    To deal with the cold fingers, I just carry a burp cloth in my back pocket and periodically wipe my son’s fingers off.

  6. DavidNYC says:

    As I said, I really should not be giving baby advice.

  7. fred says:

    things like bitter apple and hot pepper can also do the same thing, and are less nasty for adults. and it’s organic, and all that. although, i don’t know that i would want baby-drool-infused tabasco any more than icky thumb-sucking stuff. my understanding is that it has mixed results.

  8. benmac says:

    This comment thread is getting so much attention with all the different suggestions that I feel I need to step in and clarify:

    Trixie does not have a thumb sucking problem. She only sucks her thumb when given her “silky” (this silky little blanket thingy) and she only gets her silky when it’s time for a nap. There is such a tight correlation between these events that when it’s her naptime we can often simply give her the silky and she’ll thumbsuck herself to sleep.

    What she does when crawling around the house is shove everything she can find in her mouth. And if it doesn’t fit in her mouth she just leaves a trail of slobber all over it. That’s why her hands are constantly wet – and constantly cold. She incessantly taste tests everything she comes across.

    So while all the above suggestions are interesting, if not a little disturbing, they aren’t exactly applicable to this situation. But should her thumbsucking become a problem, we’ll know what to do.

  9. John Davis says:

    re: “if not a little disturbing”

    I agree; I’m not into doing things to stifle a baby’s natural curiosity and relationship to his/her own body. Babies suck thier fingers/hands. They all do it; I figure the trait evolved for a good reason.

    Some of the grandparents-aged people we know advise stuff like this all the time, but almost all of the advice seems designed to make life more convenient for parents, and not in the best interests of the baby.

  10. IbePiglet says:

    I sucked my thumb, and I remember doing it when I was upset until probably kindergarten. It was wonderful, it helped me, and it was always there. Should you ever feel it becomes a “problem,” examine first whether it really is a problem for Trixie, or for you.
    Secondly, mouth exploration is simply natual at this stage. Looking at and feeling are simply not enough. They need additional sensory information about everything, hence the mouth. Her hands will eventually not be so wet, things in the house will eventually not be slobbery, and you’ll longingly remember back to when they were.

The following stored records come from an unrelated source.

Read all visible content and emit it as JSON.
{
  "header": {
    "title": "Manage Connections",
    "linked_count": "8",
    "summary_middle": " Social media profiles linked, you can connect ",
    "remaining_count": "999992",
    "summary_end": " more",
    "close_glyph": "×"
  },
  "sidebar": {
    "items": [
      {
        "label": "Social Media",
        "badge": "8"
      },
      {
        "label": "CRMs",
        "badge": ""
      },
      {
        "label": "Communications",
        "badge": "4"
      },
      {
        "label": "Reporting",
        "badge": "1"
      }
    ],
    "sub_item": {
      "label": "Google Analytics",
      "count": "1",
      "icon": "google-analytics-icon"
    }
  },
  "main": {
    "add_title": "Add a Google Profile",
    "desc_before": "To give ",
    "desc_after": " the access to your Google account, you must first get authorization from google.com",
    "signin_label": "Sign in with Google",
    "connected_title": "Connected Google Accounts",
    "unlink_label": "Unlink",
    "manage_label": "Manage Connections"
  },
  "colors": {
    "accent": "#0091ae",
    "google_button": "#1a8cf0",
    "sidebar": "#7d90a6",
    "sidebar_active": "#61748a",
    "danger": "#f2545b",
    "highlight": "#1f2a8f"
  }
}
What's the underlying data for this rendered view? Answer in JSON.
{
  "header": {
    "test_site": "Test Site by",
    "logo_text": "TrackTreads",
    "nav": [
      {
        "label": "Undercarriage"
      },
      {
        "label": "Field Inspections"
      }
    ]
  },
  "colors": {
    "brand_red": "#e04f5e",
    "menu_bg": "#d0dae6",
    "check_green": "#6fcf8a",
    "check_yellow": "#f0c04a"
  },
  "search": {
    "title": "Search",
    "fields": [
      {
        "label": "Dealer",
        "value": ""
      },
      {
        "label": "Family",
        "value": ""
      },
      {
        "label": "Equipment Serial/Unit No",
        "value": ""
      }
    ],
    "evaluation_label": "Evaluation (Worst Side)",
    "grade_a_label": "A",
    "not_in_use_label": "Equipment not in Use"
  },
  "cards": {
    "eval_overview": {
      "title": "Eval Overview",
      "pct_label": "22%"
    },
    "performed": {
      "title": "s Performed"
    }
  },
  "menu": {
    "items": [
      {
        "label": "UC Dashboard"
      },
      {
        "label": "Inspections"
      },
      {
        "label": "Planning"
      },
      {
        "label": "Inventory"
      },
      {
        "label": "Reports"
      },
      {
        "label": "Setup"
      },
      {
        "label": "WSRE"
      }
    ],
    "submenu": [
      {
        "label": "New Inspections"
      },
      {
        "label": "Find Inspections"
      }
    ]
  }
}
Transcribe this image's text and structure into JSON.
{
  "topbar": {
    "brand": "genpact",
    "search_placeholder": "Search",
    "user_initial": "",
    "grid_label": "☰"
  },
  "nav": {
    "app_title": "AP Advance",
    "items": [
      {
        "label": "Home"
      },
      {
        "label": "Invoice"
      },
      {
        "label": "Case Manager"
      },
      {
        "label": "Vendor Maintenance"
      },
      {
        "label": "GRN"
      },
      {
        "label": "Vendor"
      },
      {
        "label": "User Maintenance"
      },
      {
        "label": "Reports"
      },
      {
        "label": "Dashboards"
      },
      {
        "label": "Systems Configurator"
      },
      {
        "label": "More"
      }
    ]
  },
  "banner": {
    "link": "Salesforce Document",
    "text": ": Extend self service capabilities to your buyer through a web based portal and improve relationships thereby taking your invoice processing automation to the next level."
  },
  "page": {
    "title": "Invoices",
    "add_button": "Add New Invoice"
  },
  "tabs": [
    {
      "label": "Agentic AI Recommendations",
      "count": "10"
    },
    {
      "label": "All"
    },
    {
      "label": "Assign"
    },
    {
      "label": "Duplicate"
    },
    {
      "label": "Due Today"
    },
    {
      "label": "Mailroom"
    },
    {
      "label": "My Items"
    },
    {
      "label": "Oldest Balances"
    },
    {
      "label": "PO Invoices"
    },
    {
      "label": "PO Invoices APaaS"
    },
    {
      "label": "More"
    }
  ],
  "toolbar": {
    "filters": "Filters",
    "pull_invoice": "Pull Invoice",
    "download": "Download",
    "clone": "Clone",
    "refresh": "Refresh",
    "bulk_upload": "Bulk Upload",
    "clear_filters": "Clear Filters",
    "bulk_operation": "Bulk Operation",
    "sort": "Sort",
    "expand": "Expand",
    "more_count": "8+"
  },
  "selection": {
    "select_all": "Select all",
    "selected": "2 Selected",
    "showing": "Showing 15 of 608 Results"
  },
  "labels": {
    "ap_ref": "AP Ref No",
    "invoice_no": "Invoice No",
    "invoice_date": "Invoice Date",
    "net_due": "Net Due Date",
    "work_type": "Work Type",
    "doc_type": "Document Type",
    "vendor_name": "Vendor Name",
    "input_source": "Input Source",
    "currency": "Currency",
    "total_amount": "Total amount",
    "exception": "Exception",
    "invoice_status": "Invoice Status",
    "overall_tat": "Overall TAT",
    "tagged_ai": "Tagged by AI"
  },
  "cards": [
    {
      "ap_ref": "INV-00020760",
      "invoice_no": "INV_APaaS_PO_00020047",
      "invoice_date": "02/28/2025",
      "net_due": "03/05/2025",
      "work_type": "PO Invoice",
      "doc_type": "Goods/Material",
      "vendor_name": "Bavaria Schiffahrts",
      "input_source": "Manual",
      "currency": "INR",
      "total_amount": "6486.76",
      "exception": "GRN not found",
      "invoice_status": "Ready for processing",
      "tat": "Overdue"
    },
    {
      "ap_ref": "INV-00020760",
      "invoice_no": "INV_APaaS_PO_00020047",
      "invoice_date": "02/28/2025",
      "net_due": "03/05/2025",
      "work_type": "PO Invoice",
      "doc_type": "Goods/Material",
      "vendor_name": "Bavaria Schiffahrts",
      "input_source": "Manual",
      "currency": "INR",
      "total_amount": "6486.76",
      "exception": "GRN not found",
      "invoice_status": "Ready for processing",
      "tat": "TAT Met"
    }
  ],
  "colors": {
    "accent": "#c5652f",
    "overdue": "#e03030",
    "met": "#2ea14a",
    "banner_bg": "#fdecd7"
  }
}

  11. badgerbag says:

    Wait till it actually gets warm, and you have sweaty, grubby, sticky, horribly cthuloid baby hands all over you – you will long for the days of the daggers of icy marble.